While Sue Simpson hasn't parented teenagers for many years, she had the opportunity to be apart of a lunchtime ministry with Youth for Christ (YFC) out of her church, and she took it.
"I'm a member at Kildonan Community Church, so when Kevin came on, I guess he started coming to our Bible studies and I got to know him a little. When he was starting up the Drop-In at noontime at Kildonan, I just thought it would be an interesting opportunity to get involved with the youth," says Simpson.
Kevin Pauls is a YFC Community Minister who works out of Kildonan Community Church. He came up with the lunchtime program where local teenagers could come to the church a few times a week during their lunch hour to simply hang out. The program started in October of 2019.
"I went in on Tuesday at noon and there were a group of high school kids who would come. It was there Tuesdays and Fridays at the church," she says.
Teenagers could come to simply play board games, foosball, ping pong, or hang out.
"I have two boys, but they're 38 and 41 so it's been a long time since I've had teenagers," says the 71-year-old volunteer. "The kids are really interesting and open."
Simpson says that she was more like a quiet presence, helping with snacks and overseeing everything.
Youth for Christ Winnipeg runs many different programs, including ones out of churches like this one, not just in their building on Main St.
"It's been very exciting for us, it's this new ministry and we don't have a lot of youth in our church. Youth bring energy, enthusiasm, and renewal."
The pandemic shut the noon-hour church program down but Pauls found other ways to stay connected to the youth, and Simpson stayed on as a mentor also.

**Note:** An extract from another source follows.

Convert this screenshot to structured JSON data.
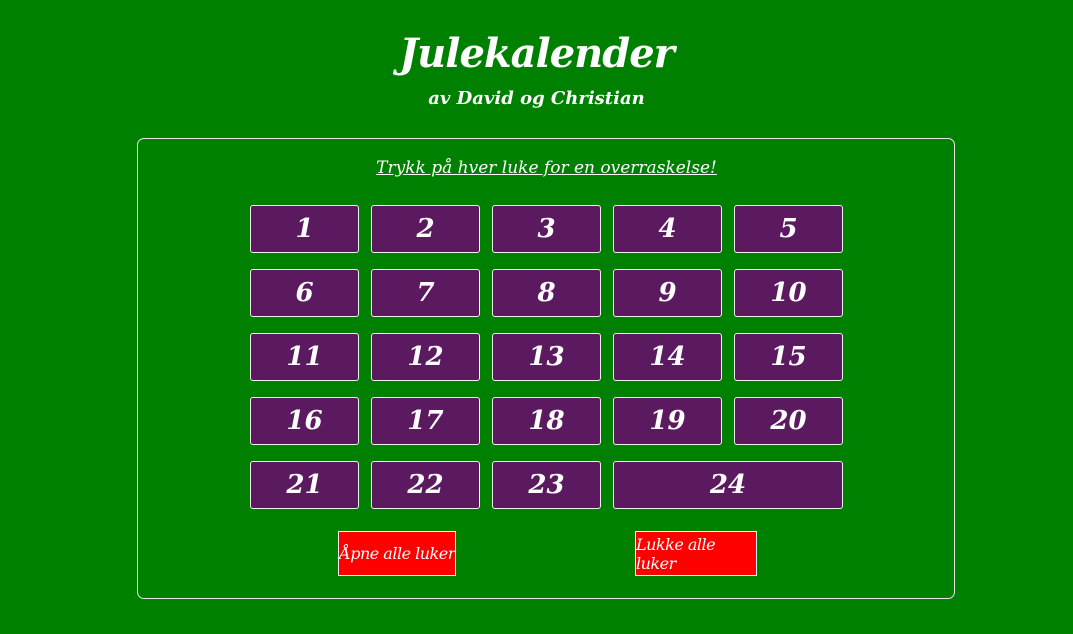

"In the fall Kevin started a life journalling group with one of the young women who had graduated from high school, who'd run a youth ALPHA program. He asked if I'd like to participate. I was really pleased to be apart of that."
The group read their Bible daily on their own, wrote down a few reflections and then would meet every couple of weeks on Zoom to share and pray.
"Since February I've been involved in their weekly youth ALPHA. That's been very exciting. Some of them prayed aloud for the first time and they have their questions and doubts," says Simpson.
Pauls, at the age of 35, taught himself how to skateboard as a connection point with some of the youth.
"The pandemic has been a terrible time but this has been something very positive that's come out of it and I don't know if it would have happened in the same way had it not been for the pandemic."
Age doesn't stop Simpson from enjoying this new role in youth ministry and she encourages others to step out.
"I have a quiet presence but I can affirm and encourage the young people and pray for them. I hope every one of them can realize that they're a beloved child of God. Even though I'm not into video games or social media, they seem to accept me too. Go out of your comfort zone and try something new."
YFC Winnipeg's annual Power of Hope radiothon will take place from April 6-8 on CHVN 95.1 FM. Watch for more stories like this and join us in praying for the ministry and the people they minister to.